Lawrence Zelenak – Duke University, North Carolina, and author of Learning to Love Form 1040: Two Cheers for the Return-Based Mass Income Tax
About Michelle Drumbl
Professor Drumbl’s scholarship focuses on the intersection of low-income taxpayers and fiscal policy, exploring such issues as filing status, innocent spouse relief, and return preparer fraud. Her articles have appeared in the Temple Law Review, Tax Notes, the Florida Tax Review, the Columbia Journal of Tax Law, the Pittsburgh Tax Review, and the eJournal of Tax Research.

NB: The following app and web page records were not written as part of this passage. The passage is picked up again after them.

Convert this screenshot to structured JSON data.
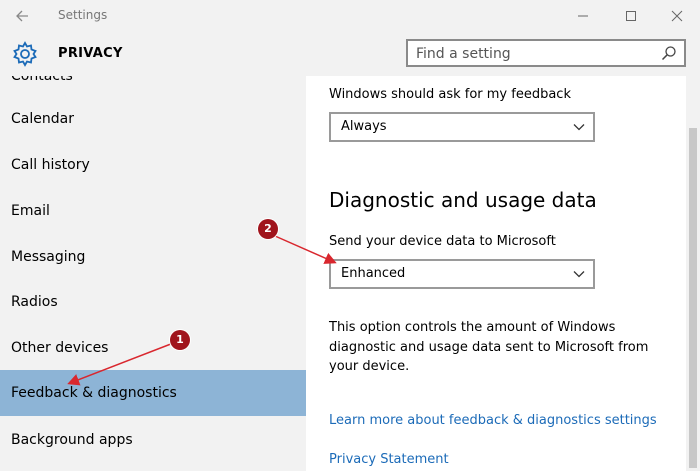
{
  "window": {
    "title": "Settings",
    "back_icon": "back-arrow-icon",
    "controls": {
      "minimize": "minimize-icon",
      "maximize": "maximize-icon",
      "close": "close-icon"
    }
  },
  "header": {
    "section_title": "PRIVACY",
    "section_icon": "gear-icon",
    "search": {
      "placeholder": "Find a setting",
      "value": ""
    }
  },
  "sidebar": {
    "items": [
      {
        "label": "Contacts"
      },
      {
        "label": "Calendar"
      },
      {
        "label": "Call history"
      },
      {
        "label": "Email"
      },
      {
        "label": "Messaging"
      },
      {
        "label": "Radios"
      },
      {
        "label": "Other devices"
      },
      {
        "label": "Feedback & diagnostics",
        "selected": true
      },
      {
        "label": "Background apps"
      }
    ]
  },
  "main": {
    "feedback_label": "Windows should ask for my feedback",
    "feedback_value": "Always",
    "diag_heading": "Diagnostic and usage data",
    "diag_label": "Send your device data to Microsoft",
    "diag_value": "Enhanced",
    "description": "This option controls the amount of Windows diagnostic and usage data sent to Microsoft from your device.",
    "link_learn_more": "Learn more about feedback & diagnostics settings",
    "link_privacy": "Privacy Statement"
  },
  "annotations": {
    "badge_1": "1",
    "badge_2": "2",
    "color": "#a0141c"
  }
}
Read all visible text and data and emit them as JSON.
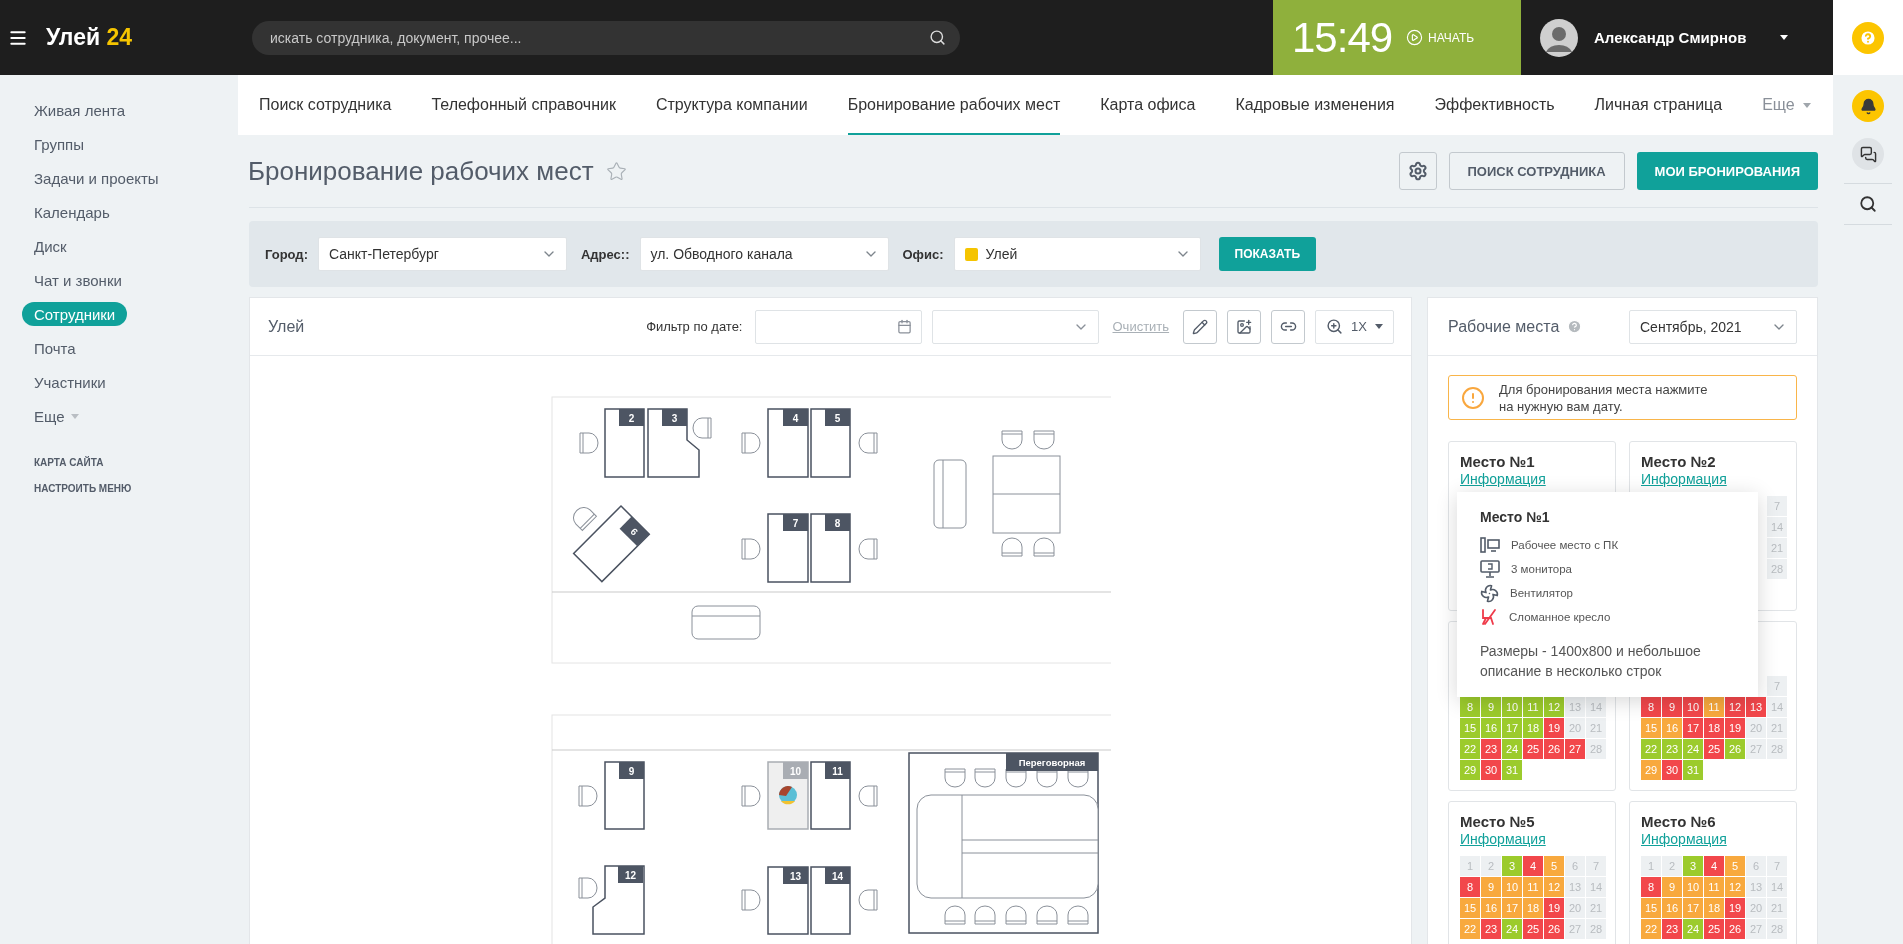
{
  "header": {
    "logo": {
      "name": "Улей",
      "number": "24"
    },
    "search": {
      "placeholder": "искать сотрудника, документ, прочее..."
    },
    "clock": {
      "time": "15:49",
      "action": "НАЧАТЬ"
    },
    "user": {
      "name": "Александр Смирнов"
    }
  },
  "sidebar": {
    "items": [
      {
        "label": "Живая лента",
        "selected": false
      },
      {
        "label": "Группы",
        "selected": false
      },
      {
        "label": "Задачи и проекты",
        "selected": false
      },
      {
        "label": "Календарь",
        "selected": false
      },
      {
        "label": "Диск",
        "selected": false
      },
      {
        "label": "Чат и звонки",
        "selected": false
      },
      {
        "label": "Сотрудники",
        "selected": true
      },
      {
        "label": "Почта",
        "selected": false
      },
      {
        "label": "Участники",
        "selected": false
      }
    ],
    "more": "Еще",
    "links": [
      "КАРТА САЙТА",
      "НАСТРОИТЬ МЕНЮ"
    ]
  },
  "tabs": [
    {
      "label": "Поиск сотрудника",
      "selected": false
    },
    {
      "label": "Телефонный справочник",
      "selected": false
    },
    {
      "label": "Структура компании",
      "selected": false
    },
    {
      "label": "Бронирование рабочих мест",
      "selected": true
    },
    {
      "label": "Карта офиса",
      "selected": false
    },
    {
      "label": "Кадровые изменения",
      "selected": false
    },
    {
      "label": "Эффективность",
      "selected": false
    },
    {
      "label": "Личная страница",
      "selected": false
    }
  ],
  "tabs_more": "Еще",
  "page": {
    "title": "Бронирование рабочих мест",
    "buttons": [
      "ПОИСК СОТРУДНИКА",
      "МОИ БРОНИРОВАНИЯ"
    ]
  },
  "filters": {
    "fields": [
      {
        "label": "Город:",
        "value": "Санкт-Петербург"
      },
      {
        "label": "Адрес::",
        "value": "ул. Обводного канала"
      },
      {
        "label": "Офис:",
        "value": "Улей",
        "kind": "office"
      }
    ],
    "button": "ПОКАЗАТЬ"
  },
  "map": {
    "title": "Улей",
    "date_filter_label": "Фильтр по дате:",
    "clear": "Очистить",
    "zoom": "1X",
    "room_label": "Переговорная",
    "desks": [
      {
        "number": "2",
        "occupied": false
      },
      {
        "number": "3",
        "occupied": false
      },
      {
        "number": "4",
        "occupied": false
      },
      {
        "number": "5",
        "occupied": false
      },
      {
        "number": "6",
        "occupied": false
      },
      {
        "number": "7",
        "occupied": false
      },
      {
        "number": "8",
        "occupied": false
      },
      {
        "number": "9",
        "occupied": false
      },
      {
        "number": "10",
        "occupied": true
      },
      {
        "number": "11",
        "occupied": false
      },
      {
        "number": "12",
        "occupied": false
      },
      {
        "number": "13",
        "occupied": false
      },
      {
        "number": "14",
        "occupied": false
      }
    ]
  },
  "places": {
    "title": "Рабочие места",
    "month": "Сентябрь, 2021",
    "notice": "Для бронирования места нажмите на нужную вам дату.",
    "rows": [
      [
        {
          "title": "Место №1",
          "link": "Информация"
        },
        {
          "title": "Место №2",
          "link": "Информация",
          "weeks": [
            [
              {
                "day": "7",
                "color": "#edf0f2"
              }
            ],
            [
              {
                "day": "14",
                "color": "#edf0f2"
              }
            ],
            [
              {
                "day": "21",
                "color": "#edf0f2"
              }
            ],
            [
              {
                "day": "28",
                "color": "#edf0f2"
              }
            ]
          ]
        }
      ],
      [
        {
          "weeks": [
            [
              {
                "day": "8",
                "color": "#9ccb2c"
              },
              {
                "day": "9",
                "color": "#9ccb2c"
              },
              {
                "day": "10",
                "color": "#9ccb2c"
              },
              {
                "day": "11",
                "color": "#9ccb2c"
              },
              {
                "day": "12",
                "color": "#9ccb2c"
              },
              {
                "day": "13",
                "color": "#edf0f2"
              },
              {
                "day": "14",
                "color": "#edf0f2"
              }
            ],
            [
              {
                "day": "15",
                "color": "#9ccb2c"
              },
              {
                "day": "16",
                "color": "#9ccb2c"
              },
              {
                "day": "17",
                "color": "#9ccb2c"
              },
              {
                "day": "18",
                "color": "#9ccb2c"
              },
              {
                "day": "19",
                "color": "#f2474b"
              },
              {
                "day": "20",
                "color": "#edf0f2"
              },
              {
                "day": "21",
                "color": "#edf0f2"
              }
            ],
            [
              {
                "day": "22",
                "color": "#9ccb2c"
              },
              {
                "day": "23",
                "color": "#f2474b"
              },
              {
                "day": "24",
                "color": "#9ccb2c"
              },
              {
                "day": "25",
                "color": "#f2474b"
              },
              {
                "day": "26",
                "color": "#f2474b"
              },
              {
                "day": "27",
                "color": "#f2474b"
              },
              {
                "day": "28",
                "color": "#edf0f2"
              }
            ],
            [
              {
                "day": "29",
                "color": "#9ccb2c"
              },
              {
                "day": "30",
                "color": "#f2474b"
              },
              {
                "day": "31",
                "color": "#9ccb2c"
              }
            ]
          ]
        },
        {
          "weeks": [
            [
              {
                "day": "7",
                "color": "#edf0f2"
              }
            ],
            [
              {
                "day": "8",
                "color": "#f2474b"
              },
              {
                "day": "9",
                "color": "#f2474b"
              },
              {
                "day": "10",
                "color": "#f2474b"
              },
              {
                "day": "11",
                "color": "#f8a93e"
              },
              {
                "day": "12",
                "color": "#f2474b"
              },
              {
                "day": "13",
                "color": "#f2474b"
              },
              {
                "day": "14",
                "color": "#edf0f2"
              }
            ],
            [
              {
                "day": "15",
                "color": "#f8a93e"
              },
              {
                "day": "16",
                "color": "#f8a93e"
              },
              {
                "day": "17",
                "color": "#f2474b"
              },
              {
                "day": "18",
                "color": "#f2474b"
              },
              {
                "day": "19",
                "color": "#f2474b"
              },
              {
                "day": "20",
                "color": "#edf0f2"
              },
              {
                "day": "21",
                "color": "#edf0f2"
              }
            ],
            [
              {
                "day": "22",
                "color": "#9ccb2c"
              },
              {
                "day": "23",
                "color": "#9ccb2c"
              },
              {
                "day": "24",
                "color": "#9ccb2c"
              },
              {
                "day": "25",
                "color": "#f2474b"
              },
              {
                "day": "26",
                "color": "#9ccb2c"
              },
              {
                "day": "27",
                "color": "#edf0f2"
              },
              {
                "day": "28",
                "color": "#edf0f2"
              }
            ],
            [
              {
                "day": "29",
                "color": "#f8a93e"
              },
              {
                "day": "30",
                "color": "#f2474b"
              },
              {
                "day": "31",
                "color": "#9ccb2c"
              }
            ]
          ]
        }
      ],
      [
        {
          "title": "Место №5",
          "link": "Информация",
          "weeks": [
            [
              {
                "day": "1",
                "color": "#edf0f2"
              },
              {
                "day": "2",
                "color": "#edf0f2"
              },
              {
                "day": "3",
                "color": "#9ccb2c"
              },
              {
                "day": "4",
                "color": "#f2474b"
              },
              {
                "day": "5",
                "color": "#f8a93e"
              },
              {
                "day": "6",
                "color": "#edf0f2"
              },
              {
                "day": "7",
                "color": "#edf0f2"
              }
            ],
            [
              {
                "day": "8",
                "color": "#f2474b"
              },
              {
                "day": "9",
                "color": "#f8a93e"
              },
              {
                "day": "10",
                "color": "#f8a93e"
              },
              {
                "day": "11",
                "color": "#f8a93e"
              },
              {
                "day": "12",
                "color": "#f8a93e"
              },
              {
                "day": "13",
                "color": "#edf0f2"
              },
              {
                "day": "14",
                "color": "#edf0f2"
              }
            ],
            [
              {
                "day": "15",
                "color": "#f8a93e"
              },
              {
                "day": "16",
                "color": "#f8a93e"
              },
              {
                "day": "17",
                "color": "#f8a93e"
              },
              {
                "day": "18",
                "color": "#f8a93e"
              },
              {
                "day": "19",
                "color": "#f2474b"
              },
              {
                "day": "20",
                "color": "#edf0f2"
              },
              {
                "day": "21",
                "color": "#edf0f2"
              }
            ],
            [
              {
                "day": "22",
                "color": "#f8a93e"
              },
              {
                "day": "23",
                "color": "#f2474b"
              },
              {
                "day": "24",
                "color": "#9ccb2c"
              },
              {
                "day": "25",
                "color": "#f2474b"
              },
              {
                "day": "26",
                "color": "#f2474b"
              },
              {
                "day": "27",
                "color": "#edf0f2"
              },
              {
                "day": "28",
                "color": "#edf0f2"
              }
            ]
          ]
        },
        {
          "title": "Место №6",
          "link": "Информация",
          "weeks": [
            [
              {
                "day": "1",
                "color": "#edf0f2"
              },
              {
                "day": "2",
                "color": "#edf0f2"
              },
              {
                "day": "3",
                "color": "#9ccb2c"
              },
              {
                "day": "4",
                "color": "#f2474b"
              },
              {
                "day": "5",
                "color": "#f8a93e"
              },
              {
                "day": "6",
                "color": "#edf0f2"
              },
              {
                "day": "7",
                "color": "#edf0f2"
              }
            ],
            [
              {
                "day": "8",
                "color": "#f2474b"
              },
              {
                "day": "9",
                "color": "#f8a93e"
              },
              {
                "day": "10",
                "color": "#f8a93e"
              },
              {
                "day": "11",
                "color": "#f8a93e"
              },
              {
                "day": "12",
                "color": "#f8a93e"
              },
              {
                "day": "13",
                "color": "#edf0f2"
              },
              {
                "day": "14",
                "color": "#edf0f2"
              }
            ],
            [
              {
                "day": "15",
                "color": "#f8a93e"
              },
              {
                "day": "16",
                "color": "#f8a93e"
              },
              {
                "day": "17",
                "color": "#f8a93e"
              },
              {
                "day": "18",
                "color": "#f8a93e"
              },
              {
                "day": "19",
                "color": "#f2474b"
              },
              {
                "day": "20",
                "color": "#edf0f2"
              },
              {
                "day": "21",
                "color": "#edf0f2"
              }
            ],
            [
              {
                "day": "22",
                "color": "#f8a93e"
              },
              {
                "day": "23",
                "color": "#f2474b"
              },
              {
                "day": "24",
                "color": "#9ccb2c"
              },
              {
                "day": "25",
                "color": "#f2474b"
              },
              {
                "day": "26",
                "color": "#f2474b"
              },
              {
                "day": "27",
                "color": "#edf0f2"
              },
              {
                "day": "28",
                "color": "#edf0f2"
              }
            ]
          ]
        }
      ]
    ]
  },
  "popup": {
    "title": "Место №1",
    "features": [
      {
        "kind": "pc",
        "label": "Рабочее место с ПК"
      },
      {
        "kind": "monitors",
        "label": "3 монитора"
      },
      {
        "kind": "fan",
        "label": "Вентилятор"
      },
      {
        "kind": "broken_chair",
        "label": "Сломанное кресло"
      }
    ],
    "description": "Размеры - 1400x800 и небольшое описание в несколько строк"
  }
}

Her article examining the nature and nuance of earned income tax credit noncompliance, Beyond Polemics: Poverty, Taxes, and Noncompliance, was awarded the Cedric Sandford Medal for best paper at the 12th International Conference on Tax Administration in Sydney.
As Director of the Tax Clinic, Professor Drumbl oversees students as they provide pro bono representation for low-income taxpayers who have post-filing controversies with the Internal Revenue Service and educate taxpayers about their tax rights and responsibilities. Under Professor Drumbl’s supervision, clinic students represent clients before the IRS in examinations, collections, appeals, and a variety of other matters. The Tax Clinic also represents clients in deficiency cases in U.S. Tax Court and tax refund litigation in Federal District Court. Since 2008, the Tax Clinic has been awarded more than $900,000 in federal funds from the Internal Revenue Service’s Low Income Taxpayer Clinic grant program.
Professor Drumbl received an LL.M. in Taxation from New York University, a J.D. with honors from George Washington University, and a B.A. in Political Science from Emory University. Prior to joining the faculty, Professor Drumbl was an attorney at the IRS Office of Chief Counsel, where her work focused on the legal interpretation of bilateral income tax treaties and other cross-border taxation issues for the U.S. government. Her prior private practice experience includes tax controversy work and tax planning. She is a member of the bar in Virginia and Arkansas.